March 1, 2013
National Heritage Month – deepening its significance

Fri Mar 01, 2013

The highlight of this week was undoubtedly the thanksgiving celebrations on Tuesday, for the life of SEARCHLIGHT’s founding Managing Editor Norma Keizer. Just as this was a fitting close to Black History Month, so too did it lead up to today’s start of National Heritage Month, a topic dear to the heart of the late patriot. In one week’s time to be exact, Vincentians will join the rest of the world in celebrating International Women’s Day, an occasion to which the accomplishments of Mrs Keizer and a host of outstanding Vincentian women, will be remembered.{{more}}

It is indeed a pity that there is still not yet a system of national honours, a goal towards which Mrs Keizer made her own contribution. Save for our unanimous acclaim of Callinago Chief Joseph Chatoyer as our sole National hero, we have been unable to agree on little else. In 2009, we voted against constitutional change which would have forced us to come to grips with national honours. It is to be hoped that we would get back on track soon and that Government, of whatever hue or persuasion, would at long last be able to honour our outstanding nation-builders.

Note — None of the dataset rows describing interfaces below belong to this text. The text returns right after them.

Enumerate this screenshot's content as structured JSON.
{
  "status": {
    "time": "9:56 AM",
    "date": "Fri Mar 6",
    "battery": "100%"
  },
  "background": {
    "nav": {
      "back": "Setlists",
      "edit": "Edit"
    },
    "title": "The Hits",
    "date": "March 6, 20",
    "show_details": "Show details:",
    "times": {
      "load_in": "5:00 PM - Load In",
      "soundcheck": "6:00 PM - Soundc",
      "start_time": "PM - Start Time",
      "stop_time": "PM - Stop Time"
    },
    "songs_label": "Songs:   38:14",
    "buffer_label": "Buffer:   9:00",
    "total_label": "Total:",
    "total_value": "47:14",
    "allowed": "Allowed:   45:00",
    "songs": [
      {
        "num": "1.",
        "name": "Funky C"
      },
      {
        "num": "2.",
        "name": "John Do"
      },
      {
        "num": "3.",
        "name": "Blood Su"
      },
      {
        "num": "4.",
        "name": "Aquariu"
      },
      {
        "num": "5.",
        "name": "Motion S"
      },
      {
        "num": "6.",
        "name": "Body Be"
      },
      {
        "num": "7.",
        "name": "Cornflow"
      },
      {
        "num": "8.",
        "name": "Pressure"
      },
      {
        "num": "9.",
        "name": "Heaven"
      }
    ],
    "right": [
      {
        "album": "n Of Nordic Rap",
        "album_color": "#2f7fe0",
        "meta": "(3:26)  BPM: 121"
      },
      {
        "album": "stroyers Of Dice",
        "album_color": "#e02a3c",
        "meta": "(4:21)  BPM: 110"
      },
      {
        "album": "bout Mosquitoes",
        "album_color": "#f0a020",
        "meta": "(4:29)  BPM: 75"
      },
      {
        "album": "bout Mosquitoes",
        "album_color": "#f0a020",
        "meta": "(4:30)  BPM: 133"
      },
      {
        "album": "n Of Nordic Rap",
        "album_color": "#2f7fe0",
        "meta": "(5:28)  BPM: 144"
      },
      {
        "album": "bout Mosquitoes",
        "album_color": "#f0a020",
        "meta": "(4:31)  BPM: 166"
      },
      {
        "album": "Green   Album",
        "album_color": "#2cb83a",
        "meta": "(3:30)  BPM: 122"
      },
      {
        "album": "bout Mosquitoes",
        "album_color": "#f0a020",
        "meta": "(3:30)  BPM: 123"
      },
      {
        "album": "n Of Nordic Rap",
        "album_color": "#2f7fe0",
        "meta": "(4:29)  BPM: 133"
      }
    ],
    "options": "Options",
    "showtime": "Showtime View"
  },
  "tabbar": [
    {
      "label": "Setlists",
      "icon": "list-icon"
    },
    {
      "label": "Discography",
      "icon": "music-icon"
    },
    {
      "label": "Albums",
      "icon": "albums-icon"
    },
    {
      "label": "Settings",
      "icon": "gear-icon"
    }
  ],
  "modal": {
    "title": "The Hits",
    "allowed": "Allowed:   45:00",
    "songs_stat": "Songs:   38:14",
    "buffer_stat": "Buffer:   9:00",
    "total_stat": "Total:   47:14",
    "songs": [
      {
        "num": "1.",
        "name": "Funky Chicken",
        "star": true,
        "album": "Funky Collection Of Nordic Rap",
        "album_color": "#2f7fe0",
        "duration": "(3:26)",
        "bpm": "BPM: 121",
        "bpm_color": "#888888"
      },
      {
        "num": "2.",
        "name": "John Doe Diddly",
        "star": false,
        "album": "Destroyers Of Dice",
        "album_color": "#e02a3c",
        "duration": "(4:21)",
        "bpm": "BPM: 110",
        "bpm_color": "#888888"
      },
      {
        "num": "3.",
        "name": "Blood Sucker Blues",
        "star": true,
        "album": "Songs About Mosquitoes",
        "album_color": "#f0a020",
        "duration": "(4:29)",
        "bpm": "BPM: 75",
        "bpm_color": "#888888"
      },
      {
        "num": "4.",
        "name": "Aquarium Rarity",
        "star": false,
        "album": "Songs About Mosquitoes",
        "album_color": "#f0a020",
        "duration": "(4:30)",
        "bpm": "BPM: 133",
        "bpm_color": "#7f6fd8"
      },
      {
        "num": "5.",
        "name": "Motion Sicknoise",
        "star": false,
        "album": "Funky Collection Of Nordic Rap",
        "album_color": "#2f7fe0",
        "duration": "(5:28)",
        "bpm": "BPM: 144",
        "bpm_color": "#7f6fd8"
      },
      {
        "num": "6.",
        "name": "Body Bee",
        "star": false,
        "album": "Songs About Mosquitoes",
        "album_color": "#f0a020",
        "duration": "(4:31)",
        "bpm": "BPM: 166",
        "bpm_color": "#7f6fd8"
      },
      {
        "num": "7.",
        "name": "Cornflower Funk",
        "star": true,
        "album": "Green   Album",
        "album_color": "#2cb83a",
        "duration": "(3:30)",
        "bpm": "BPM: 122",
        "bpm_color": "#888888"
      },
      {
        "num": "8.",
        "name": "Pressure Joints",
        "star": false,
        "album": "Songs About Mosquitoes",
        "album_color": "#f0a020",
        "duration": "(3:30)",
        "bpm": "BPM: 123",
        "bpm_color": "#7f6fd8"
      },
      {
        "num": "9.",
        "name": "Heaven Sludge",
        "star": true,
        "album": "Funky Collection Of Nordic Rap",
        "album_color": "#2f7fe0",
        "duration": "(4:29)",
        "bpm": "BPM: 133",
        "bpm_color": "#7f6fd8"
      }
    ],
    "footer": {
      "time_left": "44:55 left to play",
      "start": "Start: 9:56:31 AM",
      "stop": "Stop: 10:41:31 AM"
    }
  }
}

The annual commemoration of the month of March as National Heritage Month has still not sunk deep enough in our society. A calendar of activities has been drawn up and published by the Department of Culture. This is praiseworthy and is in furtherance of the Department’s theme for the month of “Appreciating our identity: preserving our heritage with pride”.

The activities are varied both in content and geographical spread. They include activities to honour the memory of two former Leaders of our country, themselves still candidates for the designation as National Hero: the late Ebenezer Theodore Joshua and Robert Milton Cato; the sacred National Heroes day ceremony on March 14 and a range of cultural happenings – Festivals, calypso and gospel concerts, activities to promote film, fine arts and fashion as well as the annual pilgrimage to Balliceaux, the island to which the Callinago people were exiled by the British in a futile attempt at extermination.

There are notable omissions in this official calendar though. Two glaring ones are the absence of activities to commemorate the birth of two other candidates for National Hero status, George McIntosh and Hugh Mulzac. These two of our foremost patriots were born within three weeks of each other, on March 6 and 26, in the year 1886. We cannot just be remembering death dates, we must also acclaim their dates of arrival.

Missing too, is the inclusion of International Women’s Day in the listed activities for the month. True, this is an International commemoration, but it is very relevant to the contribution of Vincentian women. In addition to Mrs Keizer, the late fighter for women’s and farmers’ rights, Earlene Horne, passed away on March 14, 1998. The connection could have been made in this regard, since both deceased made significant contributions to national development.

Even as we salute the initiative of the Department of Culture, it is not too late to correct these oversights in an effort to deepen our appreciation of the significance of the month of March.